- **What to produce**
Only the lines with "JSON" in the entries below belong in the answer; please copy them.

[Component data from apps and pages]
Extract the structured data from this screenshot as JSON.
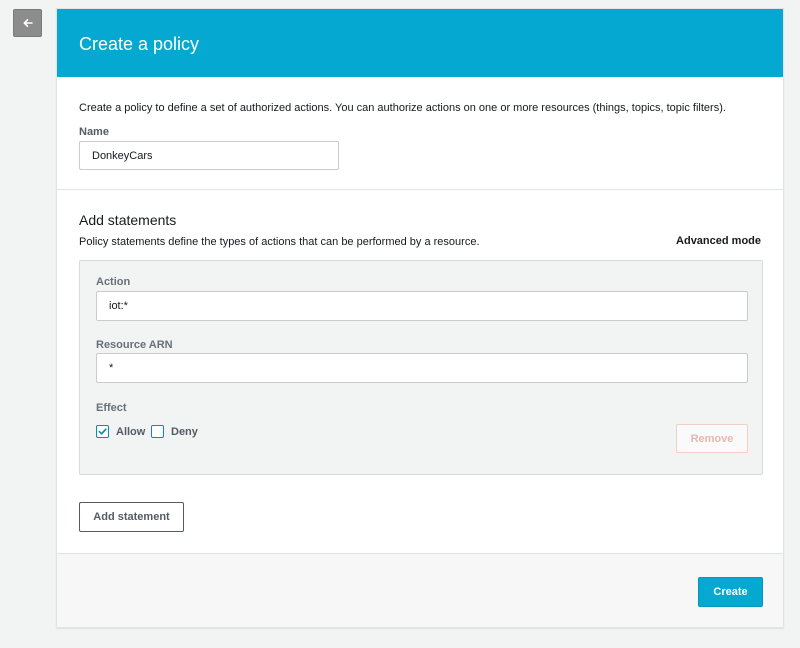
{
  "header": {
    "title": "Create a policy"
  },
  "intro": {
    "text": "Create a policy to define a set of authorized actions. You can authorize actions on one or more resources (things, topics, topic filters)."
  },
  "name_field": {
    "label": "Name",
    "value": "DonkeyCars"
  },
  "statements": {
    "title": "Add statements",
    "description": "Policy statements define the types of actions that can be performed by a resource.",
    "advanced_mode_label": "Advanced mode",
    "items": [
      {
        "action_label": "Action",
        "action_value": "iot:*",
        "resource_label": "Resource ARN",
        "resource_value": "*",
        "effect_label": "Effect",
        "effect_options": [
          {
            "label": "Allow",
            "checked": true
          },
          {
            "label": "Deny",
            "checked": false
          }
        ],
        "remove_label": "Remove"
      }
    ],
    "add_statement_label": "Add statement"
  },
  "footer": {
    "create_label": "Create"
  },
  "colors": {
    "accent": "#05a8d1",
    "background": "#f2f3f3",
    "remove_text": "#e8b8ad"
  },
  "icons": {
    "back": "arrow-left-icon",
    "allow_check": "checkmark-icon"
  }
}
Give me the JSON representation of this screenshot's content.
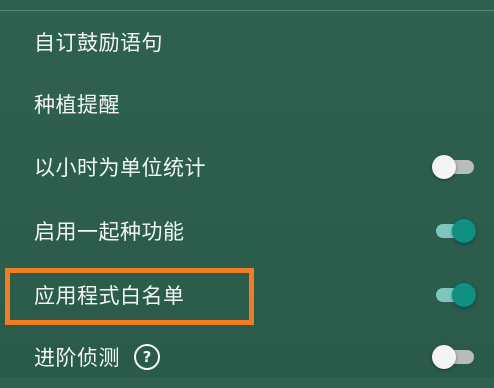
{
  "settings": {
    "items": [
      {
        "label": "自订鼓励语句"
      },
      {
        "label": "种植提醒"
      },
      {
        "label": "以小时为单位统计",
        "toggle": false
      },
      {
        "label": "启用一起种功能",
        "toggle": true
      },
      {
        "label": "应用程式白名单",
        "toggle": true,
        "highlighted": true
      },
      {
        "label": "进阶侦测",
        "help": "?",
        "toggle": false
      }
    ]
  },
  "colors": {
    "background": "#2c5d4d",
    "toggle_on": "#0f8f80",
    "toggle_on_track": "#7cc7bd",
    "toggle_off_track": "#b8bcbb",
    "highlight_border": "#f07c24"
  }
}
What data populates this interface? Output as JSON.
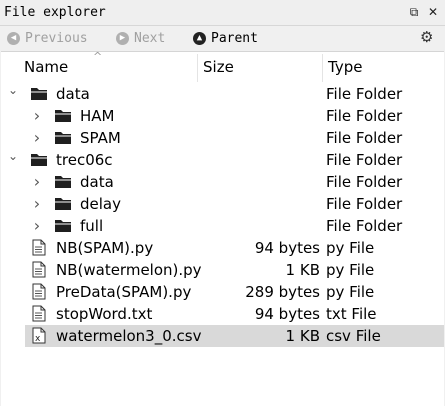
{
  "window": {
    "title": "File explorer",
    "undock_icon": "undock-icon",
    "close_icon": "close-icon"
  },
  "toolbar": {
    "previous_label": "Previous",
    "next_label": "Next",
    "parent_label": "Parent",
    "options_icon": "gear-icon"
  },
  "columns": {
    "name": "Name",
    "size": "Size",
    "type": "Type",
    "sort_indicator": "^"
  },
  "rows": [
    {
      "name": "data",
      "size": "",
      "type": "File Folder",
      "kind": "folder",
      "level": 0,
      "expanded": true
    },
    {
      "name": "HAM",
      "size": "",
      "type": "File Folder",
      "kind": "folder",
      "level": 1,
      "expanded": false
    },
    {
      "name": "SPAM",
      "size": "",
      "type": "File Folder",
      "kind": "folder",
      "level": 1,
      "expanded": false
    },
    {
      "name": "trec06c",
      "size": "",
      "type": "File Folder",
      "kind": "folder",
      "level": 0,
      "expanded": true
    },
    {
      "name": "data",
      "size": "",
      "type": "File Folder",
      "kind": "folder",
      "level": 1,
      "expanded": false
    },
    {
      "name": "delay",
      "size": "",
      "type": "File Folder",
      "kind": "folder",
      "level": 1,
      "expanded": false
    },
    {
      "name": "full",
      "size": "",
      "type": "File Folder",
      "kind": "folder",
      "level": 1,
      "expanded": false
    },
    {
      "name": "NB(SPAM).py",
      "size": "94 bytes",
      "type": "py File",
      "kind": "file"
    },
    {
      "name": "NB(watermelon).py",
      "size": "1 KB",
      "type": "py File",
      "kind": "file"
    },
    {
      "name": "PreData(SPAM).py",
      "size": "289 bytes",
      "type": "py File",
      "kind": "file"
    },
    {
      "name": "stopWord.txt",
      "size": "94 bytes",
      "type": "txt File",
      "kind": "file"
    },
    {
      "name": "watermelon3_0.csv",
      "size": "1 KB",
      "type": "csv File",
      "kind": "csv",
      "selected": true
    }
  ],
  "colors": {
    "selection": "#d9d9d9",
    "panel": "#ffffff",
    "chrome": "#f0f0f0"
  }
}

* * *

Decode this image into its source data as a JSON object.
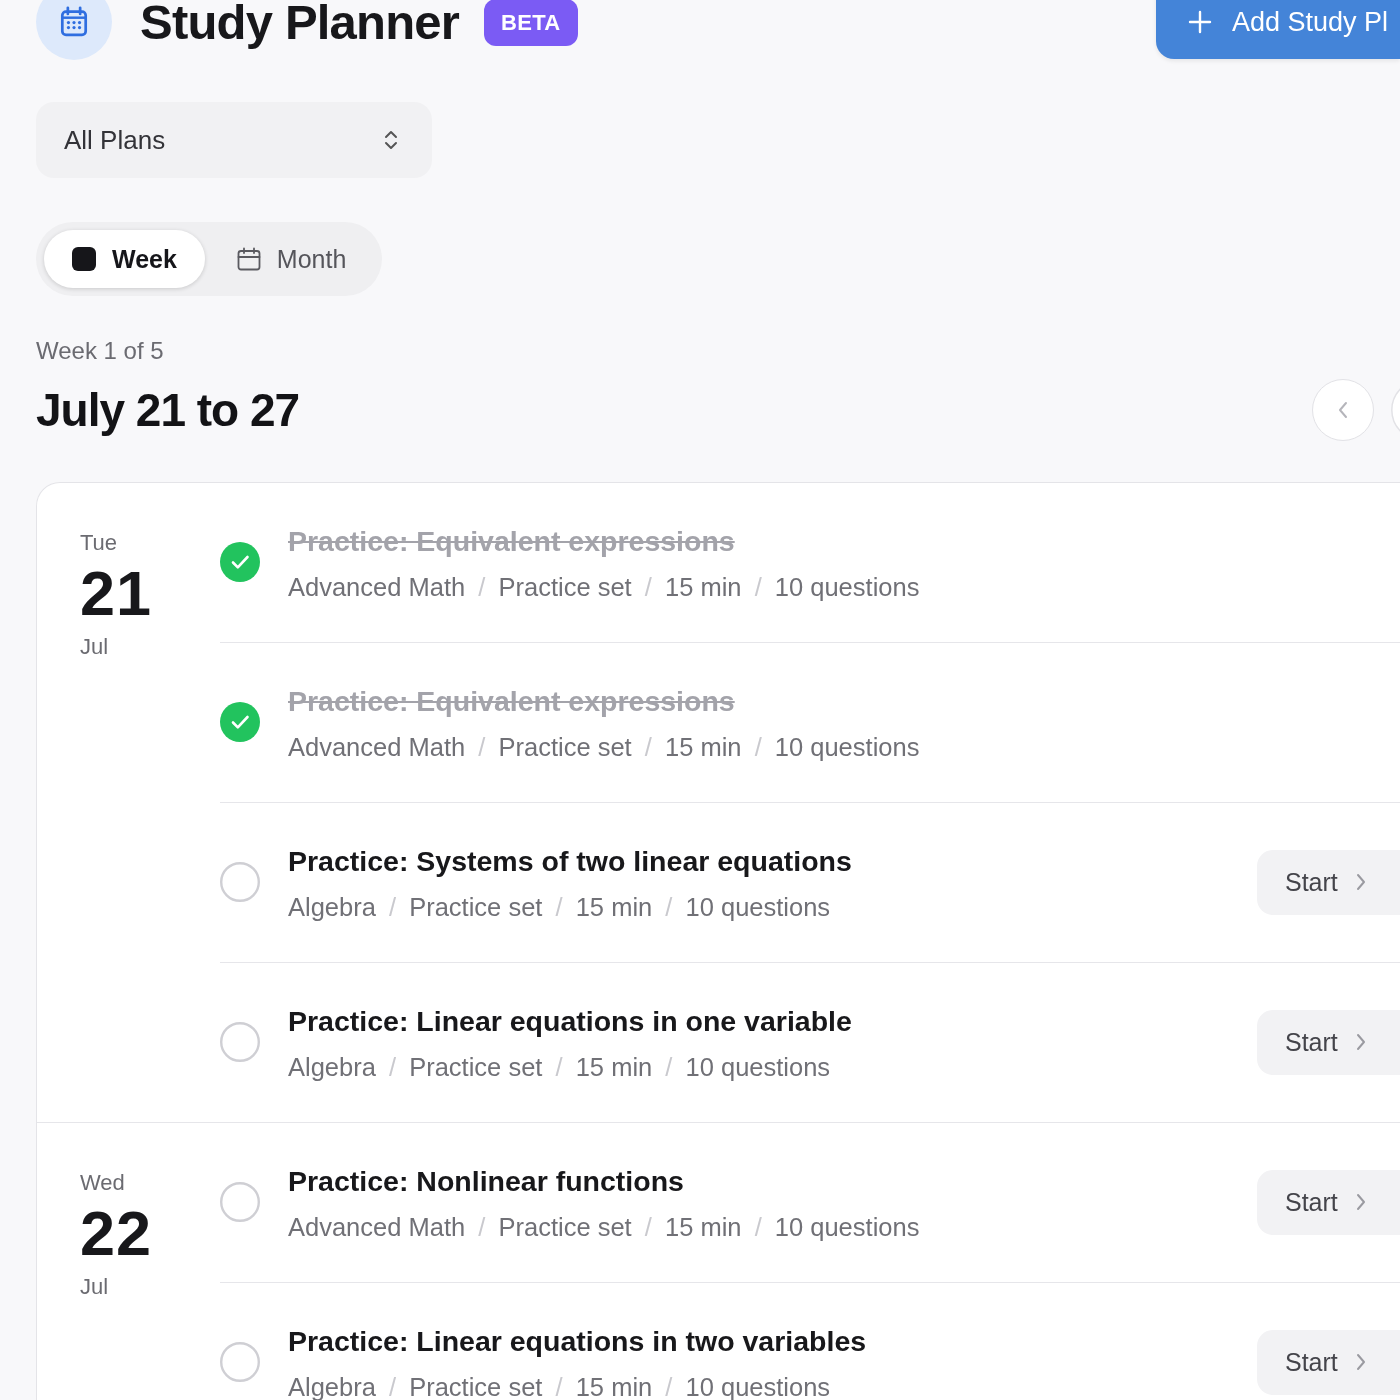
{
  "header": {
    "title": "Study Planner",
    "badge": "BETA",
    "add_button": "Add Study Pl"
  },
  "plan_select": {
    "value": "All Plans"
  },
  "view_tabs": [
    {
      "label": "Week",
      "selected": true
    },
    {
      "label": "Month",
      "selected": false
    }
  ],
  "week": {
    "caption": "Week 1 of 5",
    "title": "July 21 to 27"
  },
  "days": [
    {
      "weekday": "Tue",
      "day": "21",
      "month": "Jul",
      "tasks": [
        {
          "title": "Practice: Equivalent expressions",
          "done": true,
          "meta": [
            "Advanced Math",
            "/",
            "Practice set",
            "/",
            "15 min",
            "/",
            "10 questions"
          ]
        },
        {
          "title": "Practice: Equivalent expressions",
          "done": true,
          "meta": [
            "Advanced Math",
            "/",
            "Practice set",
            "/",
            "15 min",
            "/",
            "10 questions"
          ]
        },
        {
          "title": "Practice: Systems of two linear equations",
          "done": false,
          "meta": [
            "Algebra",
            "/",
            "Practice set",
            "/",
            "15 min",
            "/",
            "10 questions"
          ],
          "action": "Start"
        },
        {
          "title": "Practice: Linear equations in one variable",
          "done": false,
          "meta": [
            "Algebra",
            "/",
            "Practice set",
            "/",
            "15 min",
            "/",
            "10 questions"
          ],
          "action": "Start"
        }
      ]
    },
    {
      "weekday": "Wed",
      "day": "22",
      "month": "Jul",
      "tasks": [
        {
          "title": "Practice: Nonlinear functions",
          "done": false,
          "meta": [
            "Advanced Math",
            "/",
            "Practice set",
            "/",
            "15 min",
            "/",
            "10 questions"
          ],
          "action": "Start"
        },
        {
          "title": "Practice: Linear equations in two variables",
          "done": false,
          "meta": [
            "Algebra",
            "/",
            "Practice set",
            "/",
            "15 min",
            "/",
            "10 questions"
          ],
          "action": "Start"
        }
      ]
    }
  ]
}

- **Answer to this problem**
Extract the structured data from this screenshot as JSON.
Give me the JSON representation of this screenshot's content.
What data populates this interface? Output as JSON.
Decode this image into its source data as a JSON object.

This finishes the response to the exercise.